Anaerobic ammonium oxidation (anammox) by anammox bacteria contributes significantly to the global nitrogen cycle and plays a major role in sustainable wastewater treatment. To date, autotrophic nitrogen removal by anammox bacteria is the most efficient and environmentally friendly process for the treatment of ammonium in wastewaters; its application can save up to 60% of the energy input, nearly 100% elimination of carbon demand and 80% decrease in excess sludge compared to conventional nitrification/denitrification process. In the anammox process, ammonium (NH4+) is directly oxidized to dinitrogen gas (N2) using intracellular electron acceptors such as nitrite (NO2–) or nitric oxide (NO). In the absence of NO2– or NO, anammox bacteria can couple formate oxidation to the reduction of metal oxides such as Fe(III) or Mn(IV). Their genomes contain homologs of Geobacter and Shewanella cytochromes involved in extracellular electron transfer (EET). However, it is still unknown whether anammox bacteria have EET capability and can couple the oxidation of NH4+ with transfer of electrons to extracellular electron acceptors. In this dissertation, I discovered by using complementary approaches that in the absence of NO2–, freshwater and marine anammox bacteria couple the oxidation of NH4+ with transfer of electrons to carbon-based insoluble extracellular electron acceptors such as graphene oxide (GO) or electrodes poised at a certain potential in microbial electrolysis cells (MECs). Metagenomics, fluorescence in-situ hybridization and electrochemical analyses coupled with MEC performance confirmed that anammox electrode biofilms were responsible for current generation through EET-dependent oxidation of NH4+. 15N-labelling experiments revealed the molecular mechanism of the EET-dependent anammox process. NH4+ was oxidized to N2 via hydroxylamine (NH2OH) as intermediate when electrode was used as the terminal electron acceptor. Comparative transcriptomics analysis supported isotope labelling experiments and revealed an alternative pathway for NH4+ oxidation coupled to EET when electrode was used as electron acceptor. The results presented in my dissertation provide the first experimental evidence that marine and freshwater anammox bacteria can couple NH4+ oxidation with EET, which is a significant breakthrough, and challenges our perception of a key player in nitrogen cycle and sustainable wastewater treatment which was previously believed to rely strictly on soluble electron acceptors for NH4+ oxidation. Also, since complete NH4+ oxidation to N2 without accumulation of NO2– and NO3– was achieved in the EET-dependent anammox, these findings are promising in the context of implementing EET-dependent anammox process for energy-efficient treatment of nitrogen using bioelectrochemical systems.
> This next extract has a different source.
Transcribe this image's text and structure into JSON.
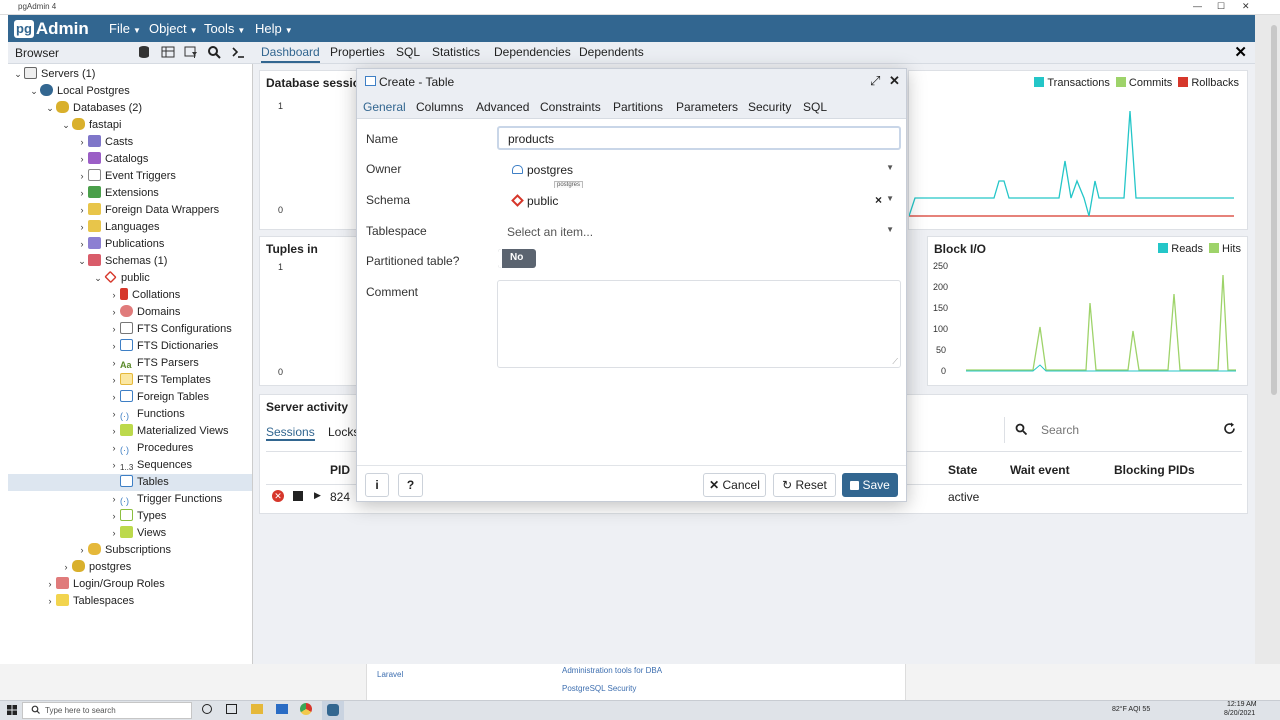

Dario is currently a Ph.D. candidate at the King Abdullah University of Science and Technology (KAUST). His research focuses on the microbial ecology of anaerobic ammonium oxidation (anammox) bacteria and electroactive bacteria. Because of his scientific contribution to discovering the extracellular electron transfer-dependent anaerobic ammonium oxidation process, Dario was awarded with the Soehngen Institute of Anaerobic Microbiology (The Netherlands) talent grant and the Discovery Award for best scientific paper in 2020 by the International Society for Microbial Electrochemistry and Technology (ISMET).